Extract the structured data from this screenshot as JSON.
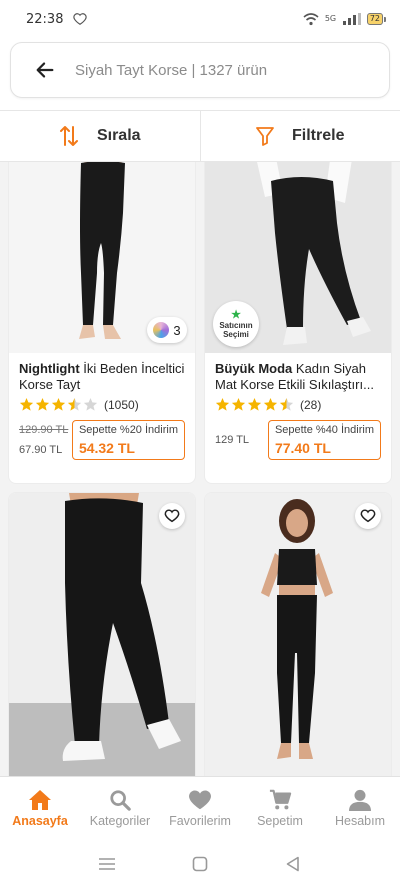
{
  "status_bar": {
    "time": "22:38",
    "battery": "72",
    "network": "5G"
  },
  "search": {
    "text": "Siyah Tayt Korse | 1327 ürün",
    "icon": "back-arrow-icon"
  },
  "toolbar": {
    "sort_label": "Sırala",
    "filter_label": "Filtrele",
    "accent_color": "#f27a1a"
  },
  "products": [
    {
      "brand": "Nightlight",
      "name": " İki Beden İnceltici Korse Tayt",
      "rating": 3.5,
      "review_count": "(1050)",
      "old_price": "129.90 TL",
      "price": "67.90 TL",
      "discount_label": "Sepette %20 İndirim",
      "discount_price": "54.32 TL",
      "color_count": "3"
    },
    {
      "brand": "Büyük Moda",
      "name": " Kadın Siyah Mat Korse Etkili Sıkılaştırı...",
      "rating": 4.5,
      "review_count": "(28)",
      "price": "129 TL",
      "discount_label": "Sepette %40 İndirim",
      "discount_price": "77.40 TL",
      "seller_badge_line1": "Satıcının",
      "seller_badge_line2": "Seçimi"
    },
    {
      "favorite": false
    },
    {
      "favorite": false
    }
  ],
  "bottom_nav": [
    {
      "label": "Anasayfa",
      "icon": "home-icon",
      "active": true
    },
    {
      "label": "Kategoriler",
      "icon": "search-icon",
      "active": false
    },
    {
      "label": "Favorilerim",
      "icon": "heart-icon",
      "active": false
    },
    {
      "label": "Sepetim",
      "icon": "cart-icon",
      "active": false
    },
    {
      "label": "Hesabım",
      "icon": "user-icon",
      "active": false
    }
  ],
  "colors": {
    "accent": "#f27a1a",
    "star": "#f5b400",
    "inactive": "#9a9a9a"
  }
}
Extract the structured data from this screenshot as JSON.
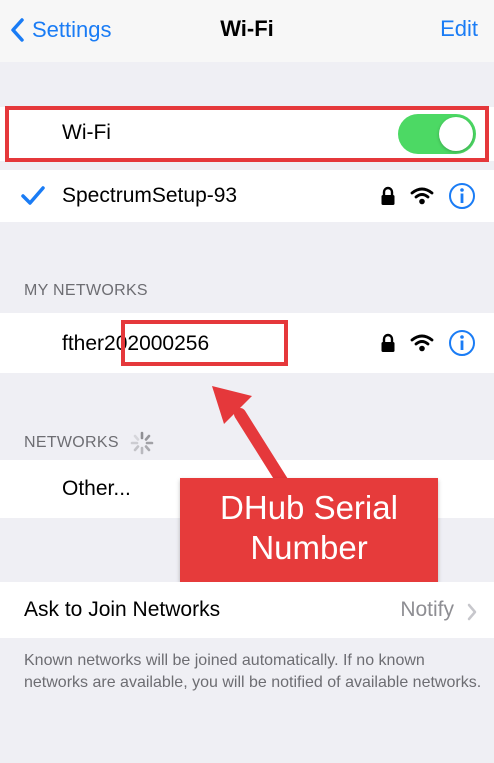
{
  "nav": {
    "back_label": "Settings",
    "title": "Wi-Fi",
    "edit_label": "Edit"
  },
  "wifi_row": {
    "label": "Wi-Fi",
    "toggle_on": true
  },
  "connected_network": {
    "name": "SpectrumSetup-93"
  },
  "my_networks": {
    "header": "MY NETWORKS",
    "network_prefix": "fther",
    "network_serial": "202000256"
  },
  "networks": {
    "header": "NETWORKS",
    "other_label": "Other..."
  },
  "annotation": {
    "line1": "DHub Serial",
    "line2": "Number"
  },
  "ask_to_join": {
    "label": "Ask to Join Networks",
    "value": "Notify"
  },
  "footer": {
    "text": "Known networks will be joined automatically. If no known networks are available, you will be notified of available networks."
  },
  "colors": {
    "accent": "#1a7cf5",
    "toggle_on": "#4cd964",
    "annotation_red": "#e5383b"
  }
}
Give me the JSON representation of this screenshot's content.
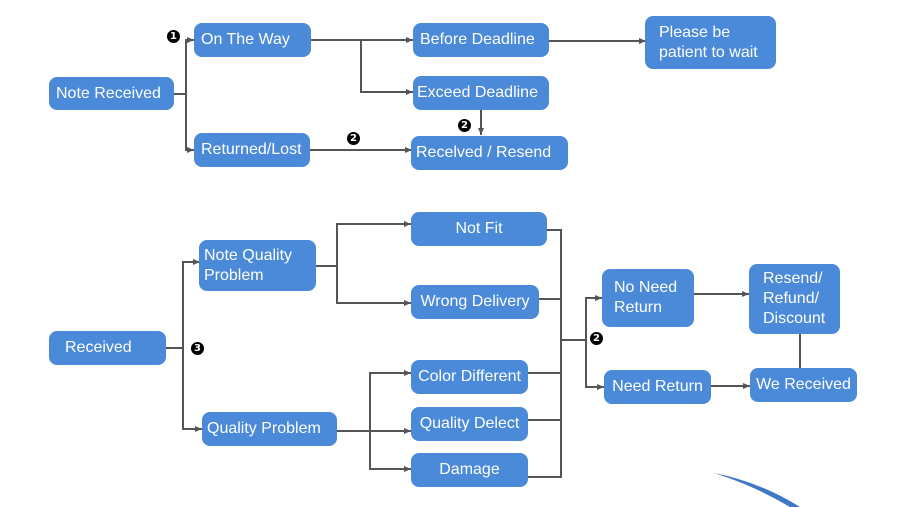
{
  "diagram": {
    "type": "flowchart",
    "section_top": {
      "nodes": {
        "note_received": "Note Received",
        "on_the_way": "On The Way",
        "returned_lost": "Returned/Lost",
        "before_deadline": "Before Deadline",
        "exceed_deadline": "Exceed Deadline",
        "received_resend": "Recelved / Resend",
        "please_wait": "Please be\npatient to wait"
      },
      "badges": {
        "step1": "1",
        "step2a": "2",
        "step2b": "2"
      }
    },
    "section_bottom": {
      "nodes": {
        "received": "Received",
        "note_quality_problem": "Note Quality\nProblem",
        "quality_problem": "Quality Problem",
        "not_fit": "Not Fit",
        "wrong_delivery": "Wrong Delivery",
        "color_different": "Color Different",
        "quality_defect": "Quality Delect",
        "damage": "Damage",
        "no_need_return": "No Need\nReturn",
        "need_return": "Need Return",
        "resend_refund_discount": "Resend/\nRefund/\nDiscount",
        "we_received": "We Received"
      },
      "badges": {
        "step3": "3",
        "step2c": "2"
      }
    },
    "colors": {
      "node_fill": "#4a8ad8",
      "connector": "#555555",
      "badge": "#000000",
      "decoration": "#3f78c4"
    }
  }
}
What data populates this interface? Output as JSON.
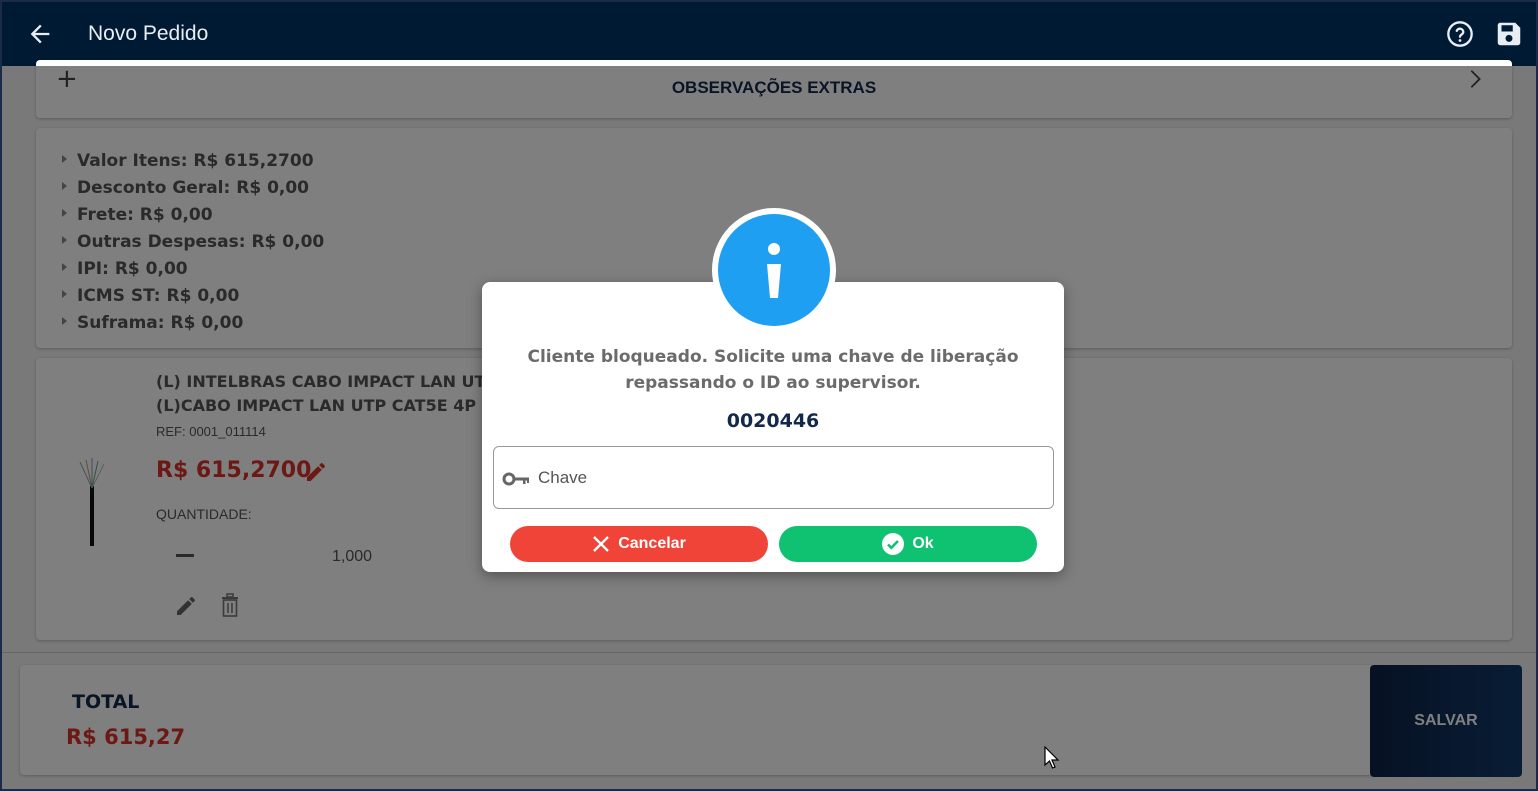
{
  "topbar": {
    "title": "Novo Pedido",
    "back_icon": "arrow-left-icon",
    "help_icon": "help-circle-icon",
    "save_icon": "floppy-disk-icon"
  },
  "observacoes": {
    "title": "OBSERVAÇÕES EXTRAS",
    "plus": "+"
  },
  "summary": {
    "items": [
      "Valor Itens: R$ 615,2700",
      "Desconto Geral: R$ 0,00",
      "Frete: R$ 0,00",
      "Outras Despesas: R$ 0,00",
      "IPI: R$ 0,00",
      "ICMS ST: R$ 0,00",
      "Suframa: R$ 0,00"
    ]
  },
  "item": {
    "name_line1": "(L) INTELBRAS CABO IMPACT LAN UTP",
    "name_line2": "(L)CABO IMPACT LAN UTP CAT5E 4P F",
    "ref": "REF: 0001_011114",
    "price": "R$ 615,2700",
    "quantity_label": "QUANTIDADE:",
    "quantity_value": "1,000"
  },
  "total": {
    "label": "TOTAL",
    "value": "R$ 615,27",
    "save_label": "SALVAR"
  },
  "dialog": {
    "message_line1": "Cliente bloqueado. Solicite uma chave de liberação",
    "message_line2": "repassando o ID ao supervisor.",
    "id": "0020446",
    "key_placeholder": "Chave",
    "cancel_label": "Cancelar",
    "ok_label": "Ok"
  },
  "colors": {
    "topbar": "#001a33",
    "price_red": "#d8322a",
    "navy": "#13294b",
    "info_blue": "#1e9ff2",
    "cancel_red": "#f04438",
    "ok_green": "#0ec271"
  }
}
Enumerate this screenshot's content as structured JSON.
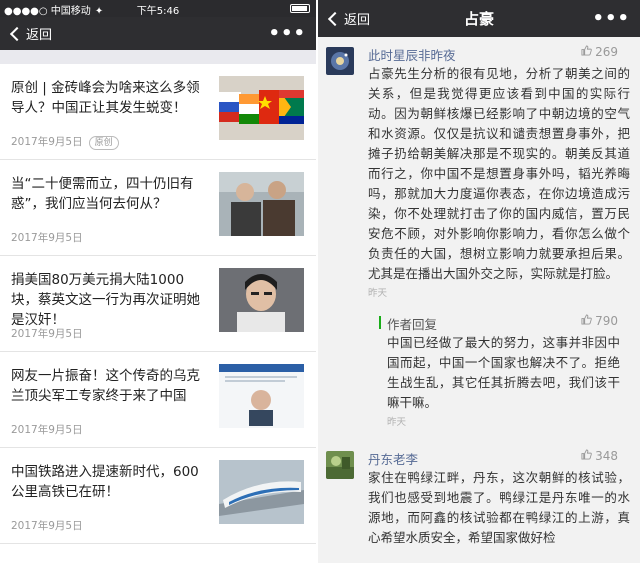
{
  "left_screen": {
    "status": {
      "carrier": "●●●●○ 中国移动",
      "wifi": "✦",
      "time": "下午5:46"
    },
    "nav": {
      "back_label": "返回",
      "more_label": "•••"
    },
    "articles": [
      {
        "title": "原创 | 金砖峰会为啥来这么多领导人？中国正让其发生蜕变！",
        "date": "2017年9月5日",
        "badge": "原创"
      },
      {
        "title": "当“二十便需而立，四十仍旧有惑”，我们应当何去何从？",
        "date": "2017年9月5日",
        "badge": ""
      },
      {
        "title": "捐美国80万美元捐大陆1000块，蔡英文这一行为再次证明她是汉奸！",
        "date": "2017年9月5日",
        "badge": ""
      },
      {
        "title": "网友一片振奋！这个传奇的乌克兰顶尖军工专家终于来了中国",
        "date": "2017年9月5日",
        "badge": ""
      },
      {
        "title": "中国铁路进入提速新时代，600公里高铁已在研！",
        "date": "2017年9月5日",
        "badge": ""
      }
    ]
  },
  "right_screen": {
    "nav": {
      "back_label": "返回",
      "title": "占豪",
      "more_label": "•••"
    },
    "comments": [
      {
        "name": "此时星辰非昨夜",
        "likes": "269",
        "text": "占豪先生分析的很有见地，分析了朝美之间的关系，但是我觉得更应该看到中国的实际行动。因为朝鲜核爆已经影响了中朝边境的空气和水资源。仅仅是抗议和谴责想置身事外，把摊子扔给朝美解决那是不现实的。朝美反其道而行之，你中国不是想置身事外吗，韬光养晦吗，那就加大力度逼你表态，在你边境造成污染，你不处理就打击了你的国内威信，置万民安危不顾，对外影响你影响力，看你怎么做个负责任的大国，想树立影响力就要承担后果。尤其是在播出大国外交之际，实际就是打脸。",
        "time": "昨天",
        "reply": {
          "name": "作者回复",
          "likes": "790",
          "text": "中国已经做了最大的努力，这事并非因中国而起，中国一个国家也解决不了。拒绝生战生乱，其它任其折腾去吧，我们该干嘛干嘛。",
          "time": "昨天"
        }
      },
      {
        "name": "丹东老李",
        "likes": "348",
        "text": "家住在鸭绿江畔，丹东，这次朝鲜的核试验，我们也感受到地震了。鸭绿江是丹东唯一的水源地，而阿鑫的核试验都在鸭绿江的上游，真心希望水质安全，希望国家做好检"
      }
    ],
    "colors": {
      "link": "#576b95",
      "reply_bar": "#1aad19",
      "navbar": "#2e2e31"
    }
  }
}
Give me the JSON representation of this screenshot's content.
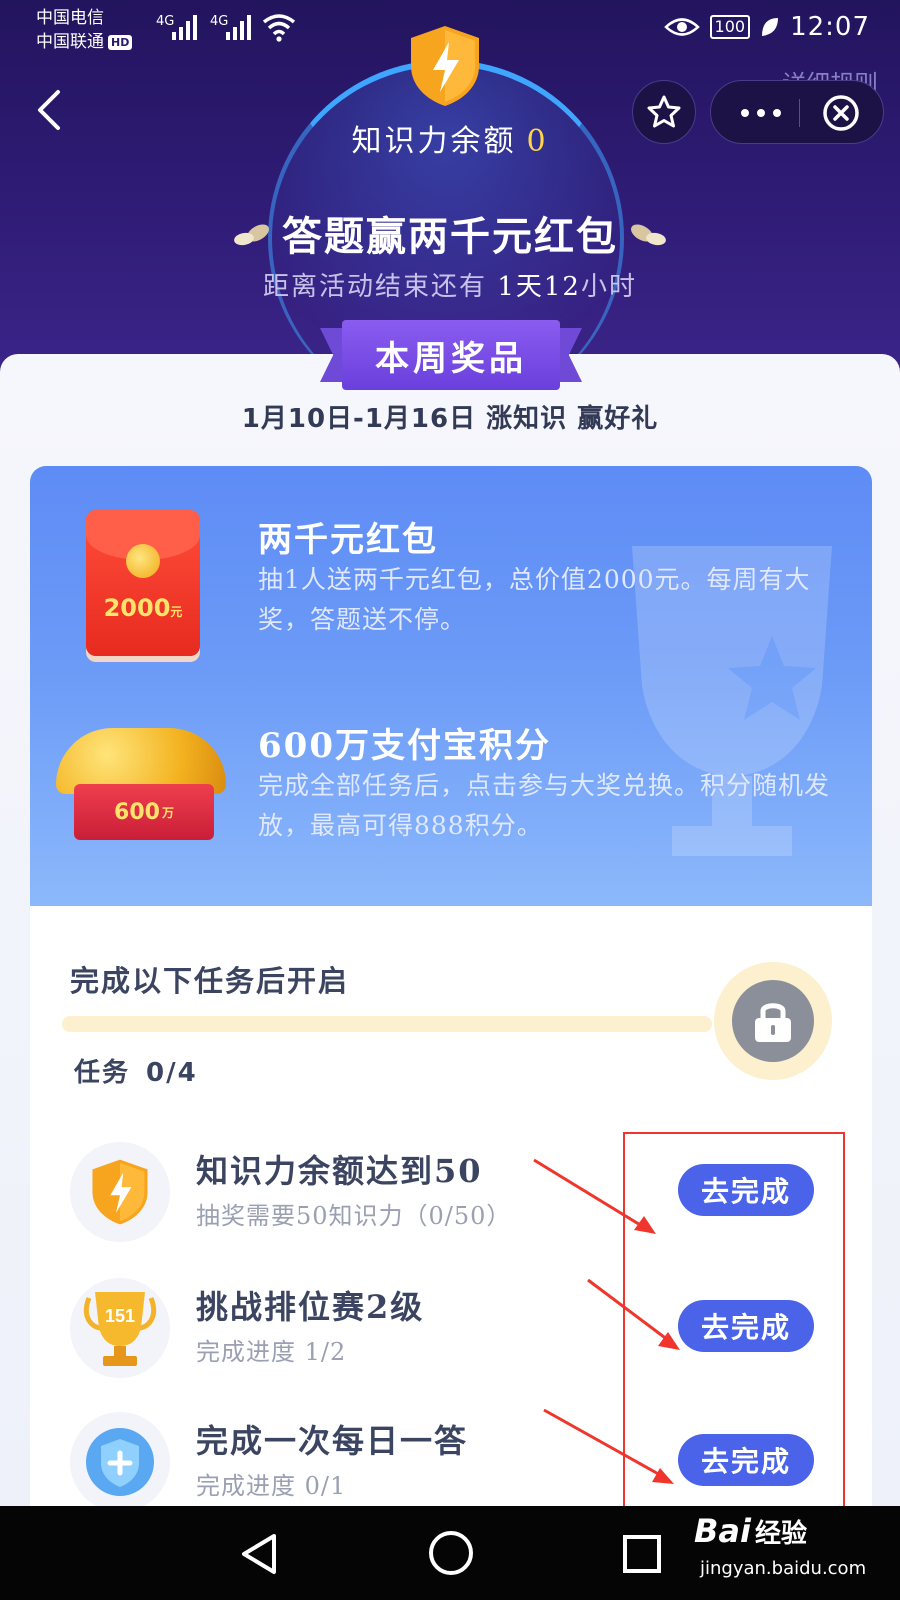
{
  "status_bar": {
    "carrier1": "中国电信",
    "carrier2": "中国联通",
    "hd": "HD",
    "net1": "4G",
    "net2": "4G",
    "battery": "100",
    "time": "12:07"
  },
  "header": {
    "rules_link": "详细规则",
    "balance_label": "知识力余额",
    "balance_value": "0",
    "title": "答题赢两千元红包",
    "countdown_prefix": "距离活动结束还有",
    "countdown_value": "1天12",
    "countdown_suffix": "小时"
  },
  "prizes": {
    "ribbon": "本周奖品",
    "dates": "1月10日-1月16日  涨知识  赢好礼",
    "items": [
      {
        "name": "两千元红包",
        "desc": "抽1人送两千元红包，总价值2000元。每周有大奖，答题送不停。",
        "badge_amount": "2000",
        "badge_unit": "元"
      },
      {
        "name": "600万支付宝积分",
        "desc": "完成全部任务后，点击参与大奖兑换。积分随机发放，最高可得888积分。",
        "badge_amount": "600",
        "badge_unit": "万"
      }
    ]
  },
  "tasks": {
    "unlock_title": "完成以下任务后开启",
    "count_label": "任务",
    "count_value": "0/4",
    "progress": 0.0,
    "list": [
      {
        "name": "知识力余额达到50",
        "sub": "抽奖需要50知识力（0/50）",
        "button": "去完成",
        "icon": "lightning-shield-icon"
      },
      {
        "name": "挑战排位赛2级",
        "sub": "完成进度  1/2",
        "button": "去完成",
        "icon": "trophy-icon",
        "trophy_label": "151"
      },
      {
        "name": "完成一次每日一答",
        "sub": "完成进度  0/1",
        "button": "去完成",
        "icon": "shield-plus-icon"
      }
    ]
  },
  "watermark": {
    "logo": "Bai",
    "logo_cn": "经验",
    "url": "jingyan.baidu.com"
  },
  "colors": {
    "accent": "#4a63e8",
    "header_bg": "#2a1a6e",
    "panel_blue": "#6b9af7",
    "annotation_red": "#f0352c"
  }
}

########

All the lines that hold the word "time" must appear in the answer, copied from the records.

## RESULT OF THIS EXERCISE
    "time": "22:38",
      "time": "下午5:46"
        "time": "昨天",
          "time": "昨天"
    "time": "12:07"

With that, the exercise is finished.